In the concluding chapter Carrier suggests that comics are a posthistorical art. They arose out of the newspapers’ need to attract a newly literate mass market. The format was firmly established at that point. There are no deep ways in which present day speech balloons or image sequences differ in kind from those of the pioneering artists and no history of individual development in the form. While there have been introductions of original content and styles of storytelling in to the medium , the essential properties remain unchanged. So a history of comics must be reduced to a social history where as, and here Carrier name checks the Formalists as well as E. H. Gombrich for support, the history of European painting does not allow such a reduction. In the field of the fine arts modern works can’t be understood by earlier generations: Warhol’s Brillol boxes would baffle an artist from 16th Century, while modern comics could still be understood by the same 16th century artist even though the content might be surprising to them. Carrier doesn’t want comic creators to take offence at this; the possibilities for comics are endless and comic producers are just as creative as novelists in their focus on new subjects and original characters, though Carrier is diplomatic enough not to comment further on where exactly literature falls in his scheme of things.
So comics have no history. Carrier doesn’t let artists feel smug about this for long. He points out that the history of painting stopped, according to Arthur Danto, with readymades. Comics, in Carrier’s view, thus offer some quasi-spiritual opportunity for humans to come to terms with a lack of history. I’m sure this offers all the comic creators great consolation: now they know why no one takes them seriously.

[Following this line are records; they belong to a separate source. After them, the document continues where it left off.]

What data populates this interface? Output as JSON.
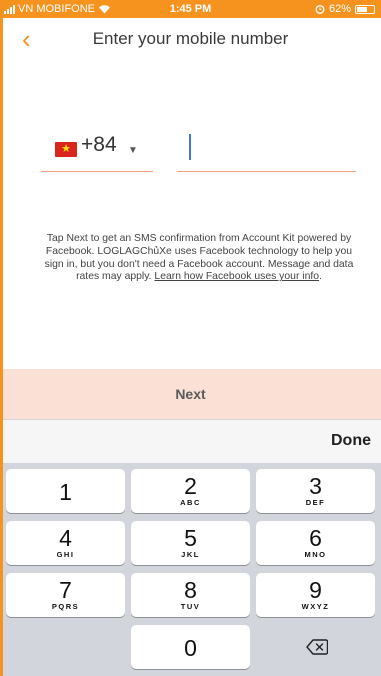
{
  "status_bar": {
    "carrier": "VN MOBIFONE",
    "time": "1:45 PM",
    "battery_percent": "62%",
    "battery_level": 0.62
  },
  "nav": {
    "back_icon": "chevron-left",
    "title": "Enter your mobile number"
  },
  "phone": {
    "country_code": "+84",
    "country_flag": "vietnam-flag",
    "number_value": ""
  },
  "disclaimer": {
    "text": "Tap Next to get an SMS confirmation from Account Kit powered by Facebook. LOGLAGChủXe uses Facebook technology to help you sign in, but you don't need a Facebook account. Message and data rates may apply.",
    "link": "Learn how Facebook uses your info",
    "link_suffix": "."
  },
  "next_label": "Next",
  "keyboard": {
    "done_label": "Done",
    "keys": [
      {
        "num": "1",
        "letters": ""
      },
      {
        "num": "2",
        "letters": "ABC"
      },
      {
        "num": "3",
        "letters": "DEF"
      },
      {
        "num": "4",
        "letters": "GHI"
      },
      {
        "num": "5",
        "letters": "JKL"
      },
      {
        "num": "6",
        "letters": "MNO"
      },
      {
        "num": "7",
        "letters": "PQRS"
      },
      {
        "num": "8",
        "letters": "TUV"
      },
      {
        "num": "9",
        "letters": "WXYZ"
      },
      {
        "num": "0",
        "letters": ""
      }
    ],
    "delete_icon": "backspace-icon"
  },
  "colors": {
    "accent": "#f6921e",
    "next_bg": "#fbe0d6",
    "keyboard_bg": "#d2d5db"
  }
}
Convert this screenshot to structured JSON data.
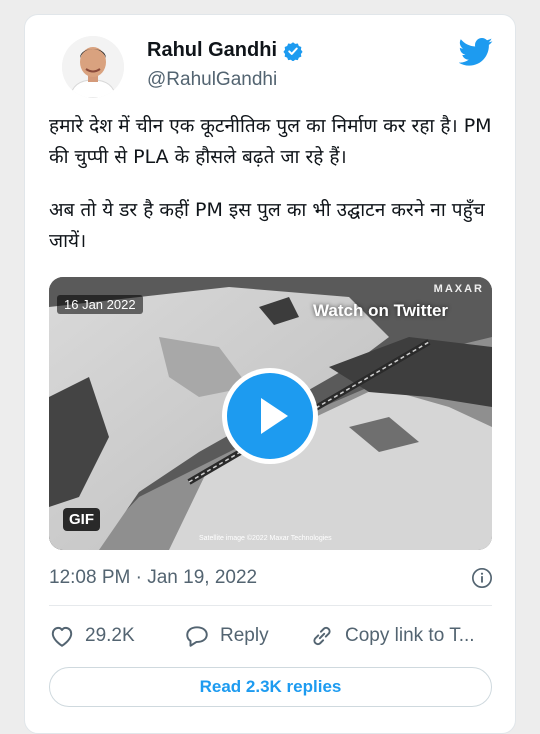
{
  "author": {
    "name": "Rahul Gandhi",
    "handle": "@RahulGandhi",
    "verified": true,
    "avatar_icon": "person-avatar",
    "brand_icon": "twitter-bird-icon"
  },
  "tweet": {
    "paragraphs": [
      "हमारे देश में चीन एक कूटनीतिक पुल का निर्माण कर रहा है। PM की चुप्पी से PLA के हौसले बढ़ते जा रहे हैं।",
      "अब तो ये डर है कहीं PM इस पुल का भी उद्घाटन करने ना पहुँच जायें।"
    ]
  },
  "media": {
    "date_label": "16 Jan 2022",
    "watch_label": "Watch on Twitter",
    "watermark": "MAXAR",
    "badge": "GIF",
    "credit": "Satellite image ©2022 Maxar Technologies",
    "play_icon": "play-icon"
  },
  "meta": {
    "timestamp": "12:08 PM · Jan 19, 2022",
    "info_icon": "info-icon"
  },
  "actions": {
    "like_count": "29.2K",
    "reply_label": "Reply",
    "copy_label": "Copy link to T..."
  },
  "replies_button": "Read 2.3K replies",
  "colors": {
    "accent": "#1d9bf0",
    "text": "#0f1419",
    "secondary_text": "#536471",
    "card_bg": "#ffffff",
    "page_bg": "#ededed"
  }
}
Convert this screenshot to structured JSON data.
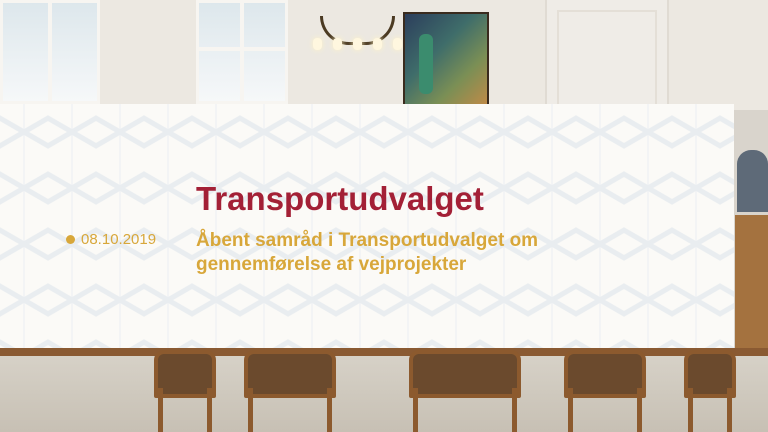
{
  "overlay": {
    "title": "Transportudvalget",
    "date": "08.10.2019",
    "subtitle_line1": "Åbent samråd i Transportudvalget om",
    "subtitle_line2": "gennemførelse af vejprojekter"
  },
  "colors": {
    "title": "#a32036",
    "accent": "#d8a73a",
    "card_background": "#fbfaf7"
  }
}
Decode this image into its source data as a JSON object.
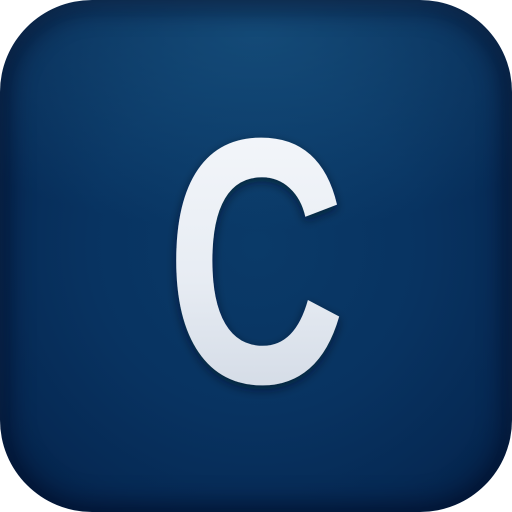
{
  "icon": {
    "letter": "C",
    "background_color": "#073260",
    "letter_color": "#e9eef5"
  }
}
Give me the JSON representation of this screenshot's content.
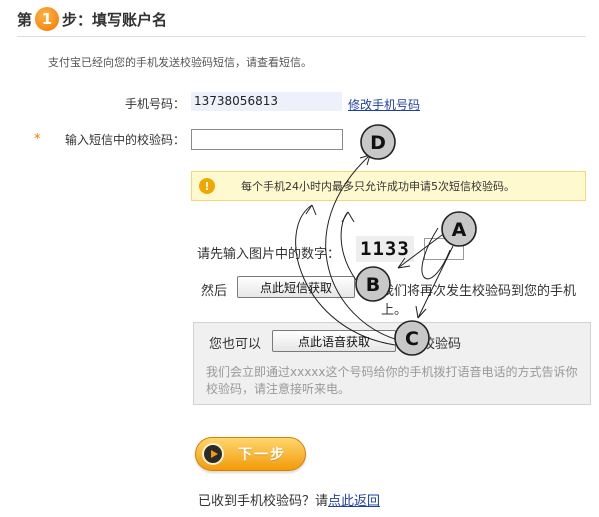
{
  "step": {
    "prefix": "第",
    "number": "1",
    "suffix": "步：填写账户名"
  },
  "intro": "支付宝已经向您的手机发送校验码短信，请查看短信。",
  "phone": {
    "label": "手机号码：",
    "value": "13738056813",
    "edit_link": "修改手机号码"
  },
  "sms_code": {
    "asterisk": "*",
    "label": "输入短信中的校验码：",
    "value": ""
  },
  "notice": {
    "icon": "!",
    "text": "每个手机24小时内最多只允许成功申请5次短信校验码。"
  },
  "captcha": {
    "label": "请先输入图片中的数字：",
    "image_text": "1133",
    "value": ""
  },
  "sms_resend": {
    "prefix": "然后",
    "button": "点此短信获取",
    "suffix": "我们将再次发生校验码到您的手机上。"
  },
  "voice": {
    "prefix": "您也可以",
    "button": "点此语音获取",
    "suffix": "校验码",
    "description": "我们会立即通过xxxxx这个号码给你的手机拨打语音电话的方式告诉你校验码，请注意接听来电。"
  },
  "next_button": "下一步",
  "bottom": {
    "text": "已收到手机校验码？请",
    "link": "点此返回"
  },
  "annotations": {
    "a": "A",
    "b": "B",
    "c": "C",
    "d": "D"
  }
}
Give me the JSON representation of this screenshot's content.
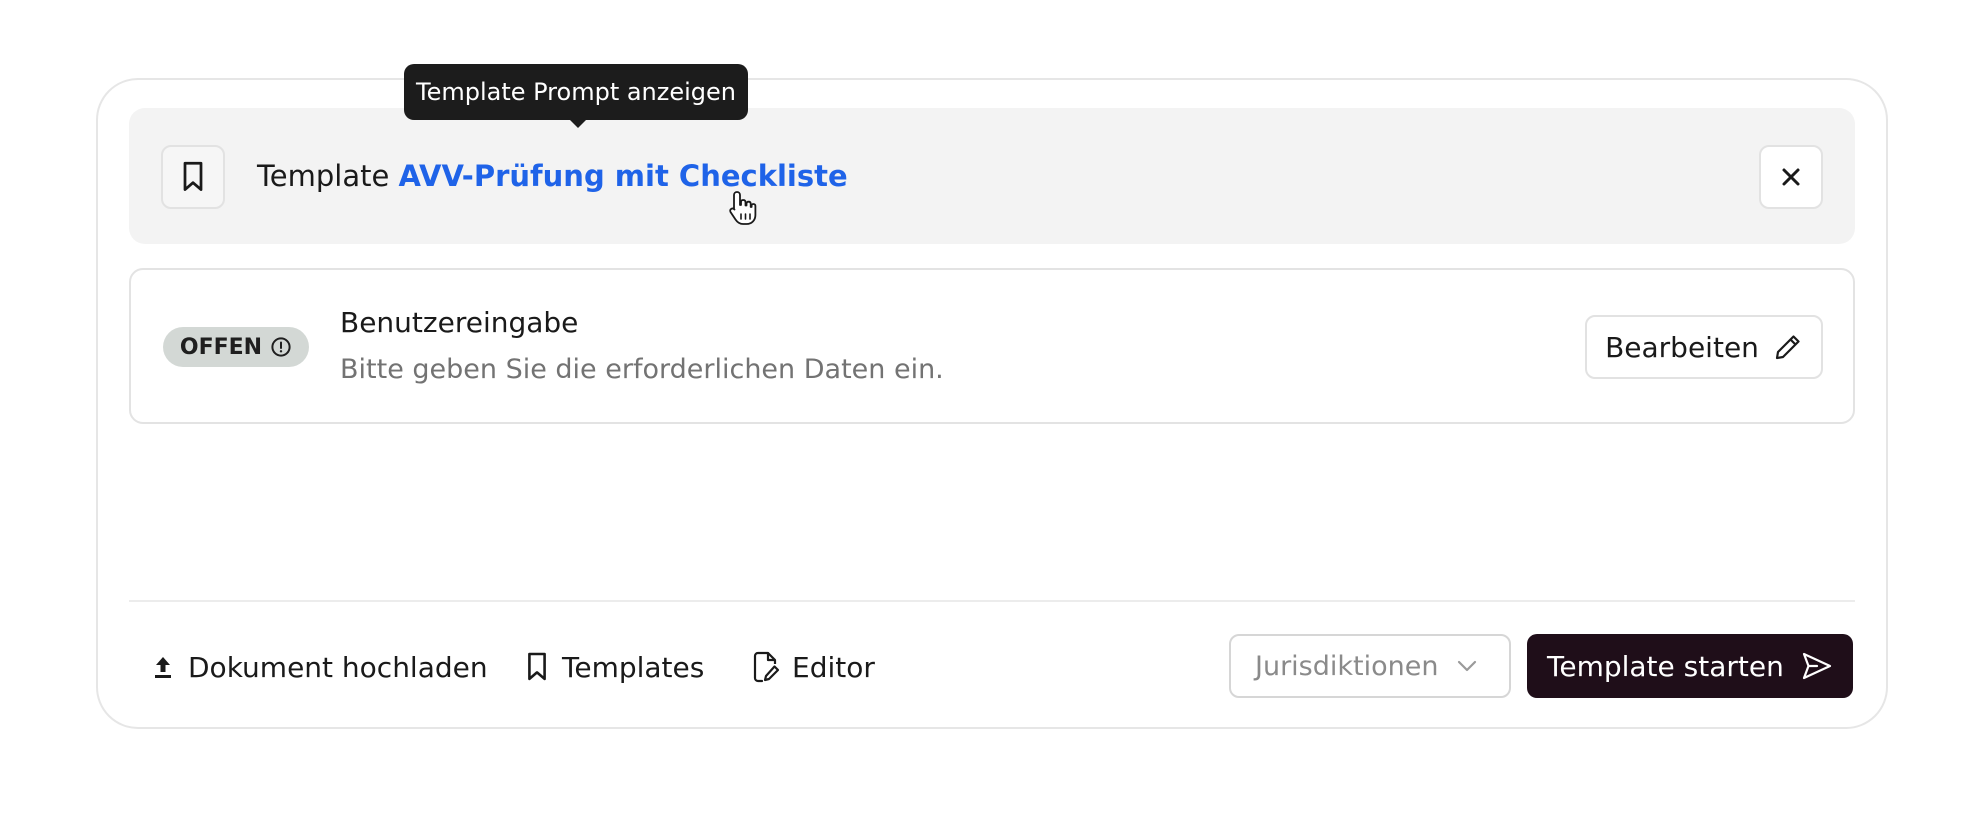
{
  "tooltip": {
    "text": "Template Prompt anzeigen"
  },
  "template_bar": {
    "prefix": "Template",
    "name": "AVV-Prüfung mit Checkliste"
  },
  "user_input": {
    "status": "OFFEN",
    "title": "Benutzereingabe",
    "subtitle": "Bitte geben Sie die erforderlichen Daten ein.",
    "edit_label": "Bearbeiten"
  },
  "toolbar": {
    "upload_label": "Dokument hochladen",
    "templates_label": "Templates",
    "editor_label": "Editor",
    "jurisdictions_placeholder": "Jurisdiktionen",
    "start_label": "Template starten"
  },
  "icons": {
    "bookmark": "bookmark-icon",
    "close": "close-icon",
    "alert": "alert-circle-icon",
    "pencil": "pencil-icon",
    "upload": "upload-icon",
    "editor": "file-edit-icon",
    "chevron": "chevron-down-icon",
    "send": "send-icon"
  },
  "colors": {
    "link": "#1f63e8",
    "primary_button": "#1f0e19",
    "badge_bg": "#d3d8d5",
    "tooltip_bg": "#1c1c1c"
  }
}
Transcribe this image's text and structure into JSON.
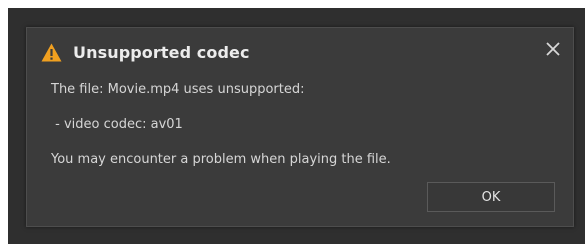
{
  "dialog": {
    "title": "Unsupported codec",
    "title_icon": "warning-triangle-icon",
    "close_icon": "close-x-icon",
    "message_line1": "The file: Movie.mp4 uses unsupported:",
    "message_line2": " - video codec: av01",
    "message_line3": "You may encounter a problem when playing the file.",
    "ok_label": "OK"
  },
  "colors": {
    "warning": "#f0a020",
    "dialog_bg": "#3b3b3b",
    "backdrop": "#2f2f2f"
  }
}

Carrier certainly brings a wealth of knowledge to his examination of the comic medium, in fact he often overwhelms the reader with so many references, quotes and allusions that his argument drifts out of view, only to reappear suddenly with a “So we can see that..” resolution. This style often means that he leaves important features unexplained, such as how the speech balloon was so swiftly accepted as a convention in comics. How do readers figure out what a speech balloon means, how do they work out the difference between a speech balloon and a thought balloon? At only 120 pages there is certainly no reason he couldn’t have included such an enquiry, but then I guess as comics don’t have any history we are lucky he even gave them the number of pages they got. Thanks heaps David.